By James Foritano
Sometimes, it seems to me that classical ballet is bending over backwards, awkwardly, to demonstrate to modern audiences that it can be contemporary and convey a modern, democratic spirit with a blueprint conceived for the royal courts of Europe. In their final production of the season, “Mirrors,” the Boston Ballet has indeed seasoned its repertory with more than a whiff of modernity, a crackle of contemporary challenge and even a soupcon of angst.
Four edgy ballets, two of which, “Smoke and Mirrors” and “Bitches Brew,” are specially commissioned world premiers, close out this season along with a concurrently running production of the traditionally classical “Swan Lake.”
I was entertained by the elegance and spirit of three of the four ballets comprising “Mirrors,” but I was especially enthralled and intrigued by the fourth and final piece of this four-course banquet. “Bitches Brew” is a Boston Ballet commissioned world premier by the celebrated choreographer Karole Armitage set to the path-breaking jazz music of Miles Davis.
Somehow, this ballet incorporates a cast of dancers without making them seem too much. To explain that feeling, I have to say that often when I’m watching a whole corps de ballet on stage, along with, it seems, a few of their talented cousins, I’m watching four or five doubles matches all frenetically striving to capture some over-heated tennis tournament’s final prize. I don’t know where to look. I need a referee! I need an intermission!
In glorious contrast to this confusion, the Boston Ballet’s Ji Young Chae, was never, for me, is ever lost in the crowd: sinuous and sinister with her slow, sensuous movements, long black hair, both a liberation and a trap, she was, and is, the chief ‘Bitch’ of this magical ‘Brew.’
When the athletic and artistic virtuosity of a principal dancer is cradled in the vision of a choreographer something transporting happens to which words would be extraneous. It seems to be happening in the back of your mind and while it lasts you are the staging, the costumes, the lighting and you conduct to your own beat.
Sustaining this illusion, if it is an illusion, choreographer Karole Armitage has her troupe of dancers emerge and disappear from a totally black backstage while, center stage, Ji Young Chae’s “Bitch,” whirls and contorts and prances — brew-mistress extraordinaire. Or, egomaniacally, courting dissolution — lone and alone.
Of course there are other solos, other duos and trios, but, acolytes all, they breath as one to Ji Young Chae’s quirky, impassioned moves, a signature style, standing out as if emblazoned upon a weave of virtuosic styles. Is it agony or ecstasy she’s miming, or a pitch of feeling so near the limit for humans it quivers between the two?

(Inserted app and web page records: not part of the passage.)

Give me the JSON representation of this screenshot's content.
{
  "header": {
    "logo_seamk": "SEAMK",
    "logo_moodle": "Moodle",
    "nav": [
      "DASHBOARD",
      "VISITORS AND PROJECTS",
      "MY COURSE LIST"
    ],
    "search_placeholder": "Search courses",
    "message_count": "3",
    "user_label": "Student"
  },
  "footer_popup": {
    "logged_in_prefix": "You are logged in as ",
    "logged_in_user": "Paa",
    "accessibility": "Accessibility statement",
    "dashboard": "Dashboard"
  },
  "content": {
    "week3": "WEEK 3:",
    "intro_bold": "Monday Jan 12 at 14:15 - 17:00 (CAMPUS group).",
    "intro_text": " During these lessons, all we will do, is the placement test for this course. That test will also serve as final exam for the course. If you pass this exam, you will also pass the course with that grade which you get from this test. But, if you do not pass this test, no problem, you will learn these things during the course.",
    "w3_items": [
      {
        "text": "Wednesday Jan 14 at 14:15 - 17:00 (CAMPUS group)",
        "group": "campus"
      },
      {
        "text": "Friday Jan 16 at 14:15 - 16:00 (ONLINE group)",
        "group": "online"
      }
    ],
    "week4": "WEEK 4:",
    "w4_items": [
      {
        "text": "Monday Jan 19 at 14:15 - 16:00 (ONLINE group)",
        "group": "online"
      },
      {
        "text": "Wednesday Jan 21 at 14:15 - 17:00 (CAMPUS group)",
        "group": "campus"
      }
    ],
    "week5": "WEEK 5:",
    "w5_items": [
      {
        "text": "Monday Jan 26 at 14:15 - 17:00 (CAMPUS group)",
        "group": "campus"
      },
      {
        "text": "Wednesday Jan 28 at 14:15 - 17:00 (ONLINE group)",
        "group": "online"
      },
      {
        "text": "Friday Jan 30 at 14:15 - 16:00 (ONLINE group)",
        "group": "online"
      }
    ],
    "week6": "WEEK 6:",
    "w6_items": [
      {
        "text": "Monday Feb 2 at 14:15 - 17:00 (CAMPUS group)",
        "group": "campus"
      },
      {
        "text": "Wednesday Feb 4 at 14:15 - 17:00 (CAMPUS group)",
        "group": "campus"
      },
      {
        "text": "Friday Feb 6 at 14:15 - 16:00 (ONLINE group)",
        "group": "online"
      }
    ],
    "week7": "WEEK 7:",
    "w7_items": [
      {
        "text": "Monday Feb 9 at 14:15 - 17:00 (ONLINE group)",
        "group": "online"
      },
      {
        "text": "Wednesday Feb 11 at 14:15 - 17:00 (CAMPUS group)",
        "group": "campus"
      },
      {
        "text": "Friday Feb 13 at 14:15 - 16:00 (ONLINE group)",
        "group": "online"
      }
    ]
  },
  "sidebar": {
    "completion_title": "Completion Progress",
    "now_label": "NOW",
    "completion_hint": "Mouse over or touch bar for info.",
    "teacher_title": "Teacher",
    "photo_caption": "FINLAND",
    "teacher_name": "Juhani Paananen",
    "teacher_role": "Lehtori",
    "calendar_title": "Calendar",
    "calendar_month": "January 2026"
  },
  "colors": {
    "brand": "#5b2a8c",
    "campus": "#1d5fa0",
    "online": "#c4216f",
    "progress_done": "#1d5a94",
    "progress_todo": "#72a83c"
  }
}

It’s a very contemporary feeling we have as audience as we resonate to Chae’s elusive, evocative and, not least, virtuoso posturing; we’ve felt it often in the horn-blasts of disaster sounding in our global village. Or just, to a minor chorus of horns, crossing the hazardous streets of our own next decision. But, like all classics, the choreography and music of “Bitches Brew” reaches towards the past as well as the future for its prophetic, poetic resonances.
I was imagining the Salem Witch Trial judges or even further back to an official Roman divinator trying to explain to his or her fellows the meaning of an eagle flying over the forum or the knotted entrails of a beast for the future of the republic.
Do we cherish this new direction? Do we root it out? Do we wait it out? Or do we act now and, if necessary, apologize later?
A very contemporary ball of questions cultivated by “Bitches Brew” leaves the Boston Opera House with us. Fortunately, we can turn the corner to Tremont Street and satisfy, at least for a while, all our post-ballet questions with a latte and a pastry at the “Thinking Cup’s” delicious dessert resolution.
(Boston Ballet performances of “Mirrors” continue through May 28 at the Boston Opera House, 539 Washington St., Boston, Mass. For more information, call (617) 695-6955.)